Archive for the ‘The Onion’ tag
I am a white upper-middle-class American male. I spent almost exactly four years working retail. This hit hope:
Despite being the beneficiary of numerous societal advantages and having faced little to no major adversity throughout his life, local man Travis Benton has spent the last four years squandering his white male privilege on a sales floor job at Best Buy, sources confirmed Tuesday. “You can get by with a regular HDMI cable, but if you’re looking at a length longer than 10 feet, I’d go with a gold-tipped one,” said the man dressed in a bright blue polo shirt and pin-on name tag as he continued to fritter away such innate life advantages as greater access to higher education, leniency from the justice system, and favorable treatment from other white males who lead and make hiring decisions at a disproportionately high number of American companies.
It’s been too long since I read The Onion:
“Once you let go of the need to express your thoughts to your family, you suddenly feel much lighter,” Wilmot said. “You just float along blissfully, finally liberated from the burden of having any presence at all. It’s sort of like getting to return to the womb. Which is way more enjoyable than trying to explain to a tableful of Celine Dion fans why you can’t stand her.”
This rerun is a great reason to love The Onion.
A.V. Club has a rundown of their favorite songs so far this year. For someone who hasn’t been paying very close attention to music in the last few years, this isn’t a bad way to catch up.
Sometimes I can’t avoid it:
A team of Caltech scientists announced Monday that they have discovered a type of conversational detail smaller than minutiae, the class of particulars long thought to be the smallest possible building blocks of mundanity. “These tiny sub-minutiae, or ‘boredons,’ are so insignificant that they contain almost no information, useless or otherwise,” said head researcher Dr. Nathan Yang, adding that the conversationally inconsequential details naturally occur in elevators and other enclosed spaces containing high concentrations of vaguely familiar acquaintances.
From the file labeled “Clever enough to excuse it’s shallowness,” a short audio story. Copious profanity ahead.
The A.V. Club has a short interview with Jad Abumrad and Robert Krulwich. This fascinates me:
RK: We were talking to these kids who work with this bacteria called E. coli that smells like poop. It’s uncomfortable. So as a matter-of-fact solution to their practical problem, they designed a different E. coli. A friend of theirs at Purdue sent them a wintergreen gene, plucked from some other creature, and they plopped in the wintergreen to mask the poop smell, thereby solving the yuck factor of being in the lab by simply creating an E. coli that had never existed in the 70- to 100-million-year history of E. coli. Suddenly, their lab is smelling wintergreeny as opposed to poopy. Then they have another problem: How long do they have to wait to work with it? So they put a trigger onto the E. coli, which when it actually slows down its multiplication rate, it smells like a big, rich, creamy banana. If they smell banana, then they go in and do their work. I sat them down and said, “Did any of you consider the sheer awesomeness of what you just did? You created essentially a creature new to nature.” And this 19-year-old goes, “Uh, yeah?”

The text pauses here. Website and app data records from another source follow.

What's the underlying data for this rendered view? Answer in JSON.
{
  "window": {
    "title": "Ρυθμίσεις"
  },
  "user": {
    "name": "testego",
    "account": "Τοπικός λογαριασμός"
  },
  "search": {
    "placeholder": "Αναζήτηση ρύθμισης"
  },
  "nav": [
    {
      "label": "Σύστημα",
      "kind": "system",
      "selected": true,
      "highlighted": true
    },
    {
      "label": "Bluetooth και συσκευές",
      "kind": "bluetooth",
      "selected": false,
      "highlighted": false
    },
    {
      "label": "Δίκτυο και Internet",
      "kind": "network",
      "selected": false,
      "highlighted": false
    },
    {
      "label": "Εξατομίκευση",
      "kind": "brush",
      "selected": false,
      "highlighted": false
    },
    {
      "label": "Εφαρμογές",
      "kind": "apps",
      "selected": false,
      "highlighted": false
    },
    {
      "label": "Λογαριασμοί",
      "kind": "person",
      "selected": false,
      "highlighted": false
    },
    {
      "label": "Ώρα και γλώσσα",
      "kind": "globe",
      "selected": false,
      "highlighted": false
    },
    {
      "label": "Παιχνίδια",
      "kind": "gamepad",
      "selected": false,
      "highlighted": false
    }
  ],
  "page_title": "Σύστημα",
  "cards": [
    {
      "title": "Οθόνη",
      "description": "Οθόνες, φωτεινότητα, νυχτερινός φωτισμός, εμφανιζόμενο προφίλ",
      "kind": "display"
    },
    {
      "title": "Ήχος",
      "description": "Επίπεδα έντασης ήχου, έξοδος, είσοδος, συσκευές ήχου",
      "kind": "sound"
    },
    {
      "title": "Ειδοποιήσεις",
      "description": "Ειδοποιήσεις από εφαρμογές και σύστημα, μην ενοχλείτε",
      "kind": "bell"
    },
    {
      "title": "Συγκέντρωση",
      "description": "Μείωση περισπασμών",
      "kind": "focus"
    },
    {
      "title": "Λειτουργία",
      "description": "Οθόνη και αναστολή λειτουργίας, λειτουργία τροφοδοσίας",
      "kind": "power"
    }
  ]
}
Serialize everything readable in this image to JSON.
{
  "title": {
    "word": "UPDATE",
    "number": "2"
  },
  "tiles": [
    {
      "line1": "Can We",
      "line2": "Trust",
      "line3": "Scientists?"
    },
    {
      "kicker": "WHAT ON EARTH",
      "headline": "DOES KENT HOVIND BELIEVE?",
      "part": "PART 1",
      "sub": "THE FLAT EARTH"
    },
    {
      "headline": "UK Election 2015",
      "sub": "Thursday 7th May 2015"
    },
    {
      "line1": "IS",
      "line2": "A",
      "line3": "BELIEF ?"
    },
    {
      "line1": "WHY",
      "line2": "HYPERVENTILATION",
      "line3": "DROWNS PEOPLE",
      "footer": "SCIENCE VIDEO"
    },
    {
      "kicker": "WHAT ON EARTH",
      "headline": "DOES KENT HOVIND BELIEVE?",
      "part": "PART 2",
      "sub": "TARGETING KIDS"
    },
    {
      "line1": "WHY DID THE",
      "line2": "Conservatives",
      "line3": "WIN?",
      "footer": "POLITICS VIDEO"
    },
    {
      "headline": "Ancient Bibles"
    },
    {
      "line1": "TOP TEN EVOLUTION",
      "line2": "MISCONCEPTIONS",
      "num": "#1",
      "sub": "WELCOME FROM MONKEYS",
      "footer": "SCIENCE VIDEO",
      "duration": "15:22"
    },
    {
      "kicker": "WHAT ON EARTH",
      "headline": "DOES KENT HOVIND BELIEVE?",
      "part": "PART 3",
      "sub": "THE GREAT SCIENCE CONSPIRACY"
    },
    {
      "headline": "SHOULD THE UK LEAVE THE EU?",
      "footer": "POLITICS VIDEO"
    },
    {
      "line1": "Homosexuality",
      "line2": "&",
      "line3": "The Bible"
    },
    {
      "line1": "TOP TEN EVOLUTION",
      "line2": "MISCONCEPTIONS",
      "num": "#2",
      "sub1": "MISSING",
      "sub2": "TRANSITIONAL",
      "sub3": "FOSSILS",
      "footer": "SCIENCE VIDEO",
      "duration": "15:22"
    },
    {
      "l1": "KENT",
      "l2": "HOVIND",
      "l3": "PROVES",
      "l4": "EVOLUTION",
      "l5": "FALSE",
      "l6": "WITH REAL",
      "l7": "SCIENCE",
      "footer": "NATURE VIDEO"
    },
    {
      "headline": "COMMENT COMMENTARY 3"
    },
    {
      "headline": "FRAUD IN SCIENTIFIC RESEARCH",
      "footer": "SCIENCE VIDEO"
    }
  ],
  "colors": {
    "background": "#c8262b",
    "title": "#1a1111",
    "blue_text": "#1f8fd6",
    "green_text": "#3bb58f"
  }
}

As someone who tends to use more commas than are needed, I appreciated this brief story:
WASHINGTON—In the midst of a crisis that may have reached a breaking, point Tuesday afternoon, linguists, and grammarians, everywhere say they are baffled, by the sudden and seemingly random, appearance of commas, in our nation’s sentences. The epidemic of errant punctuation has spread, like wildfire, since signs of the epidemic first, appeared in a Washington Post article, on Federal Reserve Chairman, Ben, Bernanke. “This, is an unsettling trend,” columnist William Sa,fire, told reporters. “We’re seeing a collapse of the grammatical rules that have, held, the English language, together for, centuries.” Experts warn, that if this same, phenomenon, should occur with ellipses…
I’ve always wondered why they stopped at “college”…
“We here at Mead understand that as students get older and wiser, they need notebooks with increasingly narrow lines,” Mead CEO John A. Luke told reporters. “In college, people are at a stage in their education where they require 9/32nds of an inch between each line, which is why we make college-ruled notebooks. But I think we can all agree that grad school is a completely different world than college—a world where 9/32nds of an inch is simply too much room.”
(via The Newsroom)